Age Action and Active retirement Ireland have also called for the next Government to prioritise the commitment to introduce a new statutory homecare scheme in 2021, address the current waiting list for home supports and commission research on the cost of ageing to inform Ireland’s policy development that meets the needs of an ageing population.

Age Action and Active Retirement Ireland Priority Asks for General Election 2020

  1. Appoint a senior Minister for Older People

       Addressing the challenges and seizing the opportunities of ageing requires a whole-of-Government approach. Appoint a senior Minister for Older People, within the Department of An Taoiseach, with priority actions of developing a strategy that will respond to the needs of our ageing demographic.

  1. Depoliticise the State pension

       Indexing of current and future pension rates facilitates proper planning, it provides peace of mind for older workers and crucially it depoliticises the budget process. The next Government should benchmark the State Pension to 34% of average weekly earnings and apply a triple lock which guarantees that the basic rate rises each year by a minimum of 2.5%, the rate of inflation or average earnings growth (whichever is the largest).

  1. Suspend the planned increase in the state pension age to 67 in 2021

       In the context of proposed increases to the State pension ages in the near future and the on-going lack of clarity around the new rules, it is simply not fair to raise the State pension age without adequate time for us all to prepare. The increase in the pension age to 68 will mean a cut of nearly 10% in pension income over a person’s lifetime in retirement.

  1. Appoint a Commissioner for Ageing with statutory powers to support their mandate

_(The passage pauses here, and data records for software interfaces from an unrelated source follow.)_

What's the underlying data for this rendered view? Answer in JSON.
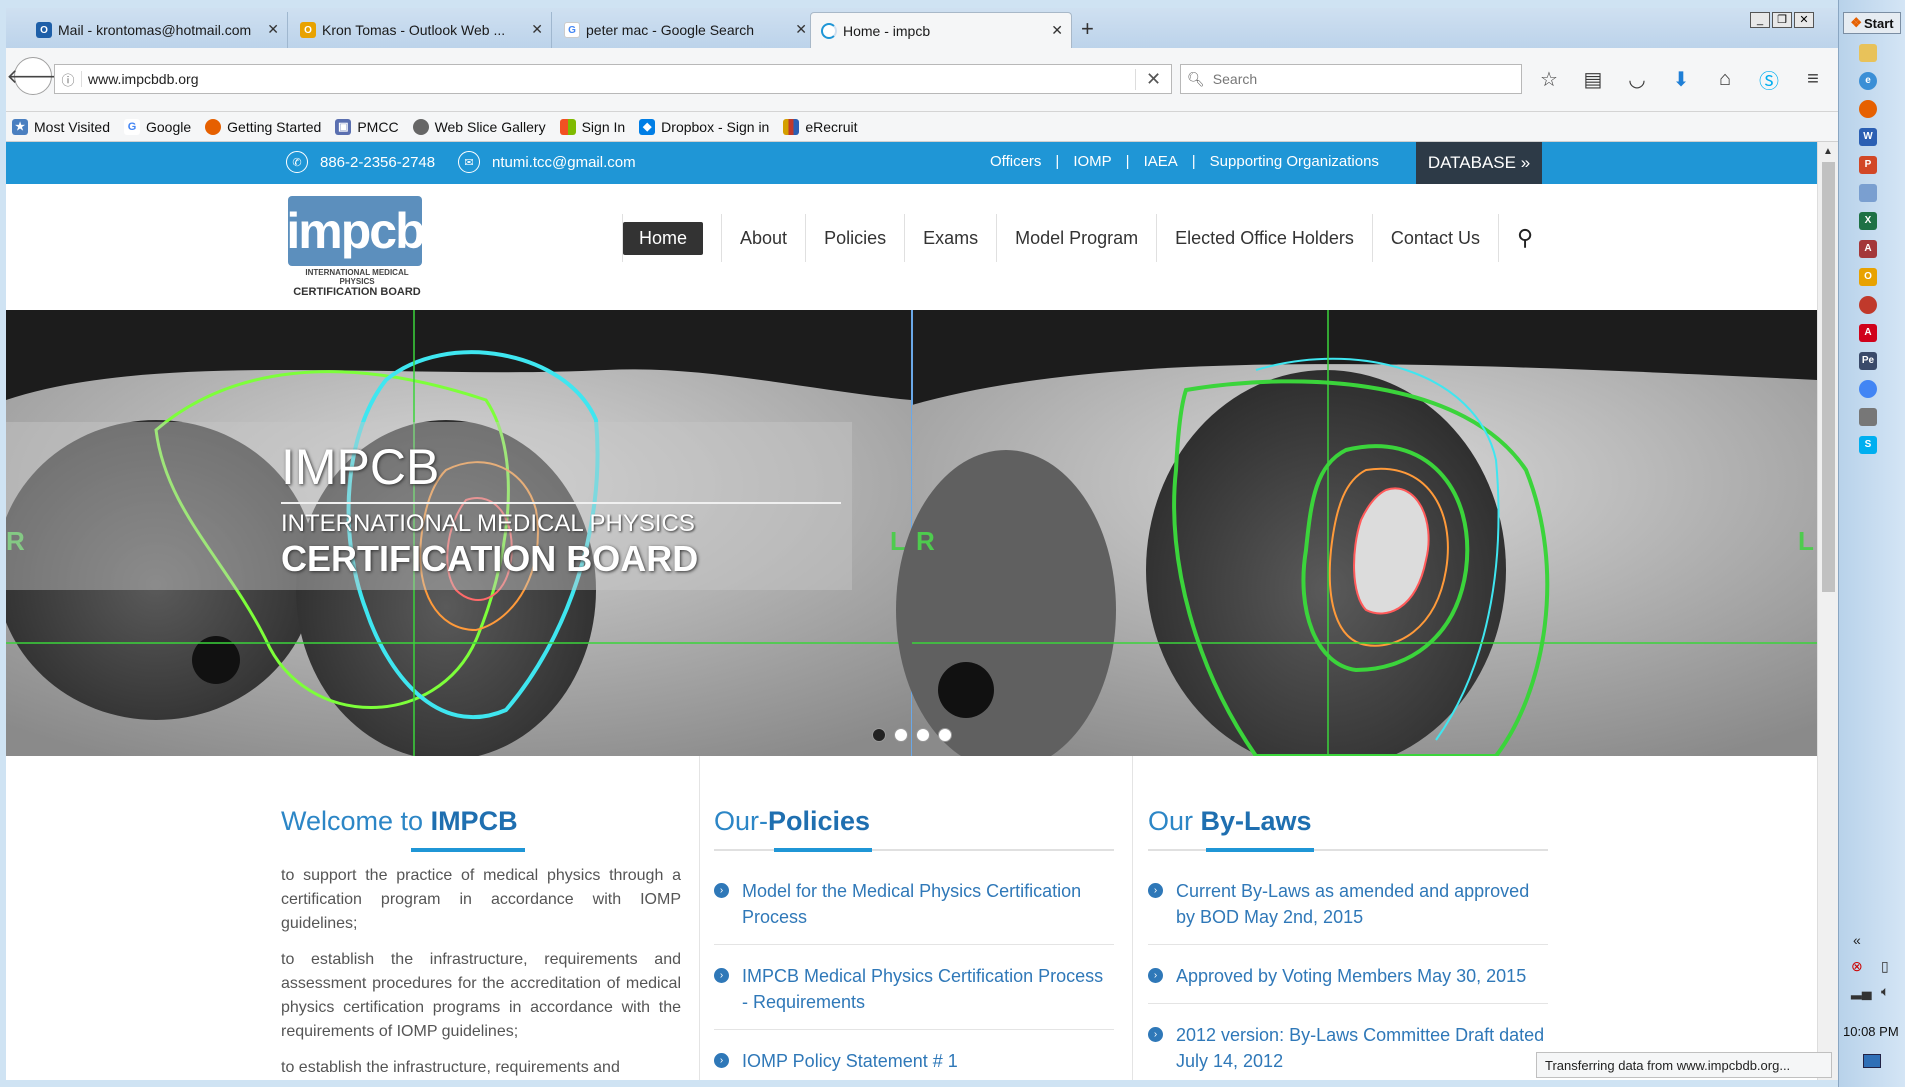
{
  "browser": {
    "tabs": [
      {
        "label": "Mail - krontomas@hotmail.com",
        "icon": "outlook-icon",
        "color": "#1e5fa8"
      },
      {
        "label": "Kron Tomas - Outlook Web ...",
        "icon": "outlook-web-icon",
        "color": "#e8a200"
      },
      {
        "label": "peter mac - Google Search",
        "icon": "google-icon",
        "color": "#4285f4"
      },
      {
        "label": "Home - impcb",
        "icon": "loading-icon",
        "color": "#1f96d6"
      }
    ],
    "url": "www.impcbdb.org",
    "search_placeholder": "Search",
    "bookmarks": [
      {
        "label": "Most Visited",
        "color": "#4a7fc0"
      },
      {
        "label": "Google",
        "color": "#4285f4"
      },
      {
        "label": "Getting Started",
        "color": "#e66000"
      },
      {
        "label": "PMCC",
        "color": "#5a6fb0"
      },
      {
        "label": "Web Slice Gallery",
        "color": "#666666"
      },
      {
        "label": "Sign In",
        "color": "#f25022"
      },
      {
        "label": "Dropbox - Sign in",
        "color": "#007ee5"
      },
      {
        "label": "eRecruit",
        "color": "#d4a000"
      }
    ],
    "status": "Transferring data from www.impcbdb.org..."
  },
  "site": {
    "phone": "886-2-2356-2748",
    "email": "ntumi.tcc@gmail.com",
    "top_links": [
      "Officers",
      "IOMP",
      "IAEA",
      "Supporting Organizations"
    ],
    "database_label": "DATABASE »",
    "logo_text": "impcb",
    "logo_sub1": "INTERNATIONAL MEDICAL PHYSICS",
    "logo_sub2": "CERTIFICATION BOARD",
    "nav": [
      "Home",
      "About",
      "Policies",
      "Exams",
      "Model Program",
      "Elected Office Holders",
      "Contact Us"
    ],
    "slider": {
      "title": "IMPCB",
      "sub1": "INTERNATIONAL MEDICAL PHYSICS",
      "sub2": "CERTIFICATION BOARD",
      "marker_l": "L",
      "marker_r": "R",
      "slides": 4,
      "active_slide": 1
    },
    "welcome": {
      "title_pre": "Welcome to ",
      "title_em": "IMPCB",
      "paragraphs": [
        "to support the practice of medical physics through a certification program in accordance with IOMP guidelines;",
        "to establish the infrastructure, requirements and assessment procedures for the accreditation of medical physics certification programs in accordance with the requirements of IOMP guidelines;",
        "to establish the infrastructure, requirements and"
      ]
    },
    "policies": {
      "title_pre": "Our-",
      "title_em": "Policies",
      "items": [
        "Model for the Medical Physics Certification Process",
        "IMPCB Medical Physics Certification Process - Requirements",
        "IOMP Policy Statement # 1"
      ]
    },
    "bylaws": {
      "title_pre": "Our ",
      "title_em": "By-Laws",
      "items": [
        "Current By-Laws as amended and approved by BOD May 2nd, 2015",
        "Approved by Voting Members May 30, 2015",
        "2012 version: By-Laws Committee Draft dated July 14, 2012"
      ]
    }
  },
  "taskbar": {
    "start_label": "Start",
    "clock": "10:08 PM",
    "tray_arrow": "«",
    "apps": [
      {
        "name": "folder",
        "color": "#e8c25a"
      },
      {
        "name": "ie",
        "color": "#3b8fd6"
      },
      {
        "name": "firefox",
        "color": "#e66000"
      },
      {
        "name": "word",
        "color": "#2b5fb3"
      },
      {
        "name": "powerpoint",
        "color": "#d24726"
      },
      {
        "name": "app",
        "color": "#7a9fd0"
      },
      {
        "name": "excel",
        "color": "#1e7145"
      },
      {
        "name": "access",
        "color": "#a4373a"
      },
      {
        "name": "outlook",
        "color": "#e8a200"
      },
      {
        "name": "app2",
        "color": "#c0392b"
      },
      {
        "name": "acrobat",
        "color": "#d0021b"
      },
      {
        "name": "pe",
        "color": "#3a4a6a"
      },
      {
        "name": "chrome",
        "color": "#4285f4"
      },
      {
        "name": "tool",
        "color": "#777777"
      },
      {
        "name": "skype",
        "color": "#00aff0"
      }
    ]
  }
}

       Many older people feel left behind in the eyes of policymakers. An independent champion and advisor to government in the form of a Commissioner for Ageing is vital to promote cohesive, efficient, best practice government policy and services for our ageing population.

5.     Take ambitious climate action consistent with climate justice to protect people and the planet

      Climate action policies must be designed in such a way that the people and communities most vulnerable to negative impacts are identified and given voice so that measures are put in place to protect them and to enable them to reap the benefits of climate action.

ENDS